(Dataset records Opens)
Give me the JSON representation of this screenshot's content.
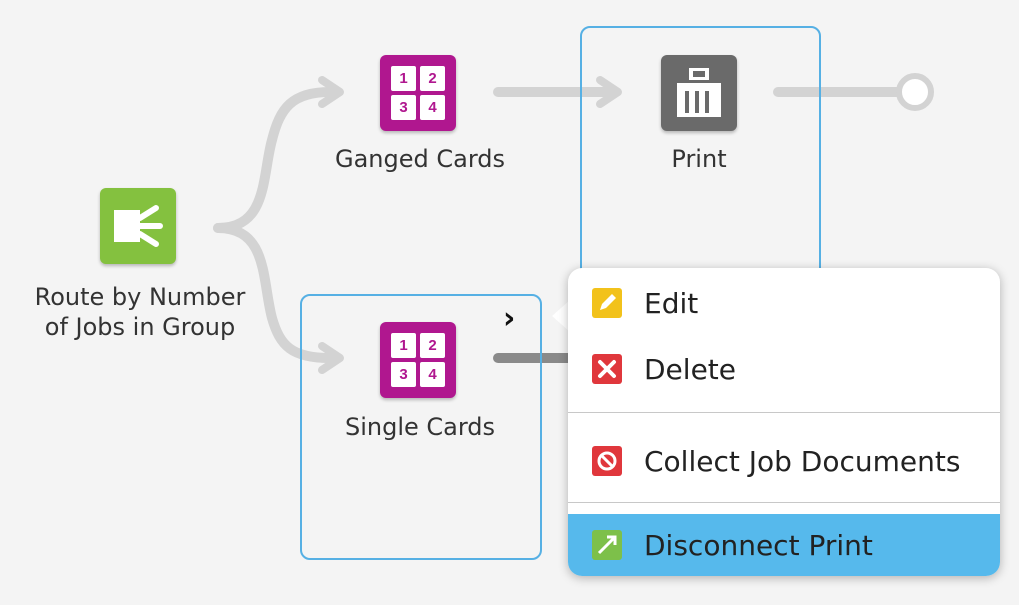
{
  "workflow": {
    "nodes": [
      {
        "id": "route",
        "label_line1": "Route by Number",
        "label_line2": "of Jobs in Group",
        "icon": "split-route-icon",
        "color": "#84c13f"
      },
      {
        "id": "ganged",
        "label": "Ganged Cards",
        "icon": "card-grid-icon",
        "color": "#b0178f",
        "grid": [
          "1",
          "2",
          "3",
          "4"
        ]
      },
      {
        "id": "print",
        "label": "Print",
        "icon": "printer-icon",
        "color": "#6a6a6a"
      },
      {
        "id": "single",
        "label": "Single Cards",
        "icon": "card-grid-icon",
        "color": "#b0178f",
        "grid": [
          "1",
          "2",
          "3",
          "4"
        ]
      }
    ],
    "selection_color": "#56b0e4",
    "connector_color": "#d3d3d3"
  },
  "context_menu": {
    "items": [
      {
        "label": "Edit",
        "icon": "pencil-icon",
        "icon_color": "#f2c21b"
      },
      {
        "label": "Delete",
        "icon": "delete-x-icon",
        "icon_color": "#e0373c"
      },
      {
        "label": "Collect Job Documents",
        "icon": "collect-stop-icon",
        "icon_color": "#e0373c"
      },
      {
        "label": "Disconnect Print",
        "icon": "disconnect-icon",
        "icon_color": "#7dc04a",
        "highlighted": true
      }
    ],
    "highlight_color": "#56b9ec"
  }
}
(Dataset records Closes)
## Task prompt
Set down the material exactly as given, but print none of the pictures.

## Response
Give me the JSON representation of this screenshot's content.
{
  "workflow": {
    "nodes": [
      {
        "id": "route",
        "label_line1": "Route by Number",
        "label_line2": "of Jobs in Group",
        "icon": "split-route-icon",
        "color": "#84c13f"
      },
      {
        "id": "ganged",
        "label": "Ganged Cards",
        "icon": "card-grid-icon",
        "color": "#b0178f",
        "grid": [
          "1",
          "2",
          "3",
          "4"
        ]
      },
      {
        "id": "print",
        "label": "Print",
        "icon": "printer-icon",
        "color": "#6a6a6a"
      },
      {
        "id": "single",
        "label": "Single Cards",
        "icon": "card-grid-icon",
        "color": "#b0178f",
        "grid": [
          "1",
          "2",
          "3",
          "4"
        ]
      }
    ],
    "selection_color": "#56b0e4",
    "connector_color": "#d3d3d3"
  },
  "context_menu": {
    "items": [
      {
        "label": "Edit",
        "icon": "pencil-icon",
        "icon_color": "#f2c21b"
      },
      {
        "label": "Delete",
        "icon": "delete-x-icon",
        "icon_color": "#e0373c"
      },
      {
        "label": "Collect Job Documents",
        "icon": "collect-stop-icon",
        "icon_color": "#e0373c"
      },
      {
        "label": "Disconnect Print",
        "icon": "disconnect-icon",
        "icon_color": "#7dc04a",
        "highlighted": true
      }
    ],
    "highlight_color": "#56b9ec"
  }
}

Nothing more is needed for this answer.